Juggling and combining the ability to parry, roll-dodge, and harden is the key to success, and will prove to be the foundation of a successful combat encounter in Mortal Shell. I found all the above mechanics to flow nicely together during combat, and there were many times I thought I was done for until I was be able to make it back to my shell to continue the fight. This proves to be an exhilarating time as you are constantly on the verge of death, so having the ability to get a second wind certainly proved useful, but is not a crutch to rely on.
There are a variety of low-end tier enemies to use your skills on that are challenging enough at first but are quickly able to be overcome in small groups once you learn their moves and patterns. This wouldn’t be a Souls-like game without difficult enemies and bosses, and for this, Mortal Shell has you covered. Although I did find the variety to be lacking when compared to the Dark Souls games, most of the designs are quite captivating; it is just unfortunate that there were not a great number of standout moments.
The bosses in Souls-like’s are usually the show ponies, offering an extremely tough and visually impressive encounter that you will no doubt be forced to attempt a few times before finally being able to down them. Mortal Shell does have these moments, but they are few and far between in terms of being truly awe-inspiring.

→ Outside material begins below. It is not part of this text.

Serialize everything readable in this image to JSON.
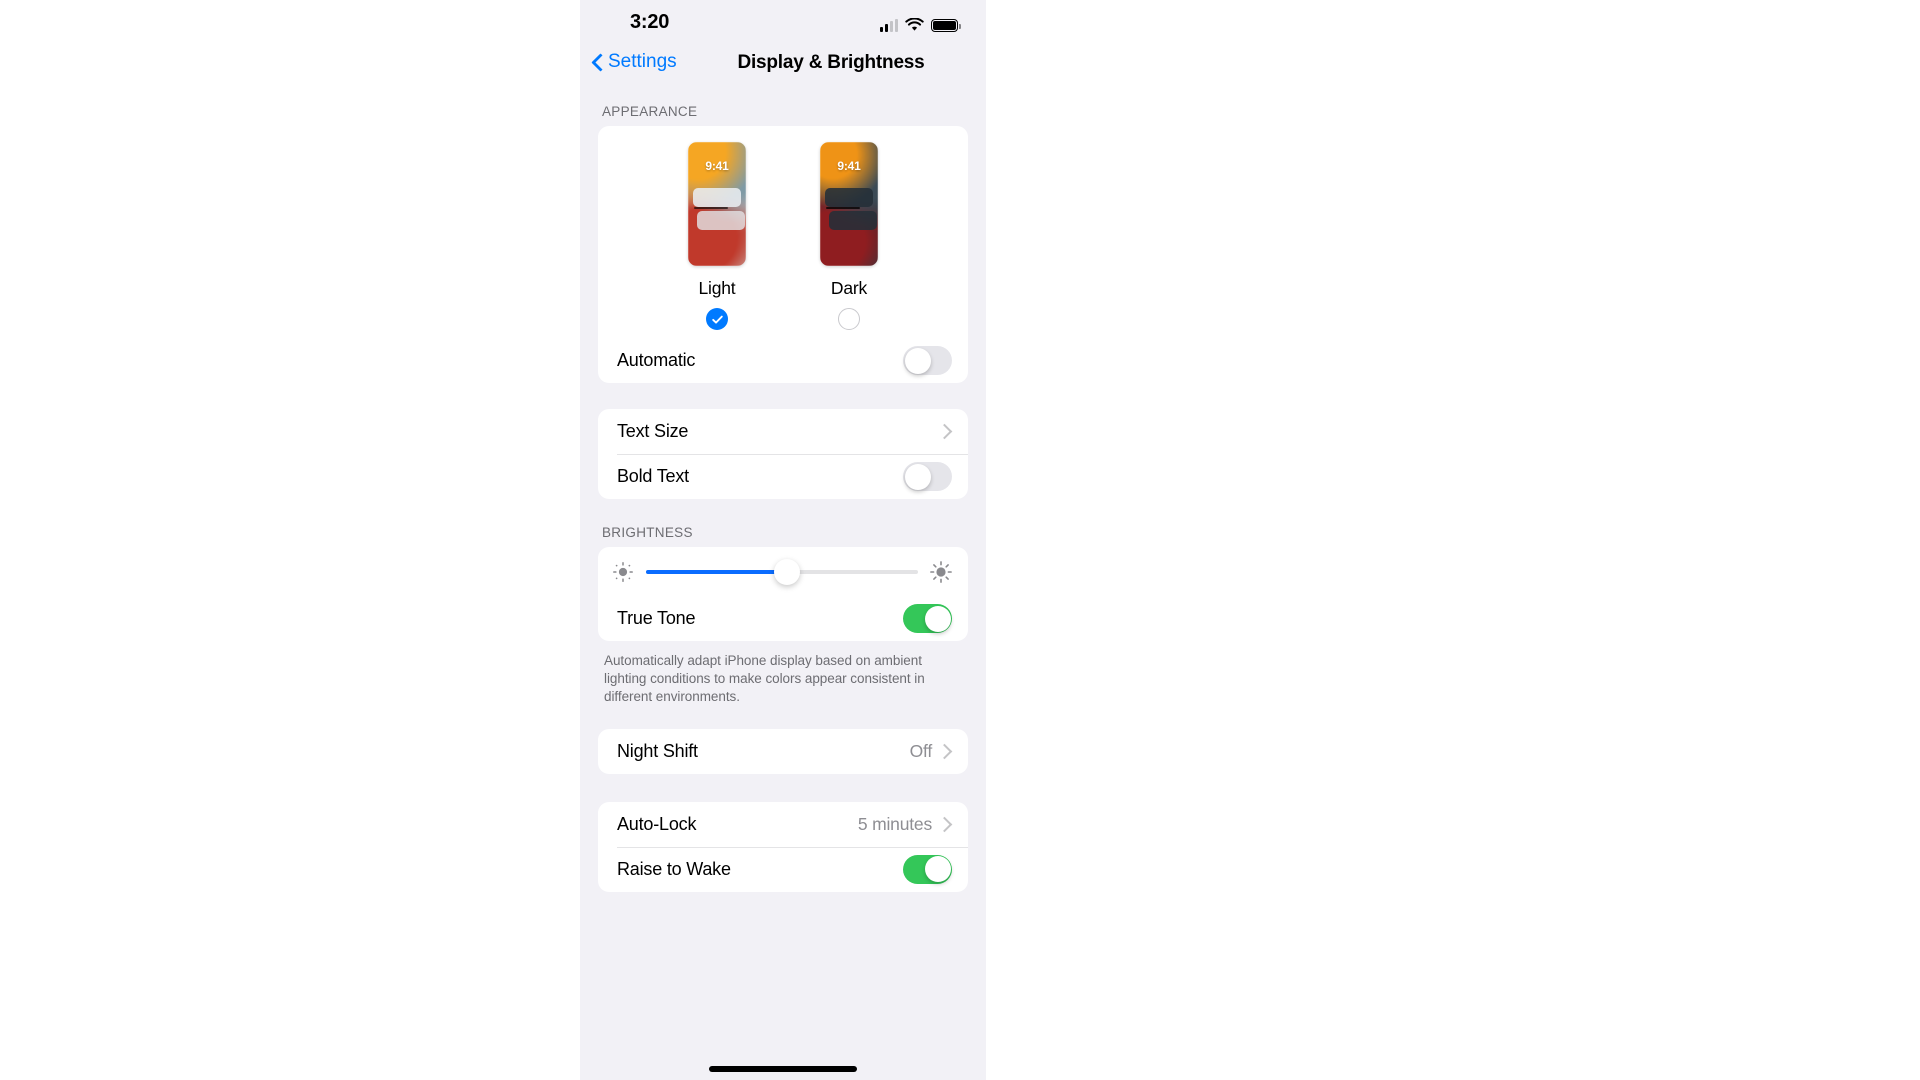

Mortal Shell is an engrossing and challenging experience, although I would have liked a little more lore upfront, more varied enemies, and somewhat quicker progression as I found it difficult to level up your character early on to give you that little edge over your enemies; but then, you don’t play these types of games to have a “jolly old time”.
There are plenty of surprises awaiting you within Mortal Shell though, with one moment having me encounter an enemy just sitting atop a hill. I approached with caution as his design was the same as other enemies that have lunged at me before, but discovered he was non-combatant and was instead more interested in having a chat. This led to a brief but very captivating interaction that I was not expecting where my character played the lute as the NPC broke out into a little song contrasted with scenes of enemies being overrun by ghoulish looking creatures. I appreciated the little moment that was presented here, but other surprises also await players without spoiling anything further.
- A unique take on the Souls formula
- Interesting world and atmosphere
- Engaging and challenging combat
- Disturbing character designs, although limited
- Little is explained upfront
- Some lower-level enemies can be repetitive at first
- Lack of weapons, with only 4 offerings for melee
I heavily enjoyed my time with Mortal Shell, and if you are a fan of Souls-like games then you will certainly enjoy this one. The combat is extremely engaging, and the atmosphere and setting provide a disturbing and dark would to explore. At times, if I did not know the title of this game I would have assumed it was a Dark Souls entry. The theme, title cards, item descriptions, and lore are all very reminiscent of that series.
It is a difficult game, as is to be expected, and it will not hold your hand, but there is certainly a lot to enjoy with this title if you are a masochist. There are just enough differences here that this game won’t feel like a complete rip-off, just be sure to take a breather when you continuously get downed as you will always learn more about how to overcome that one difficult enemy with multiple tries. For Souls-like lovers, Mortal Shell is a worthy entry into the genre.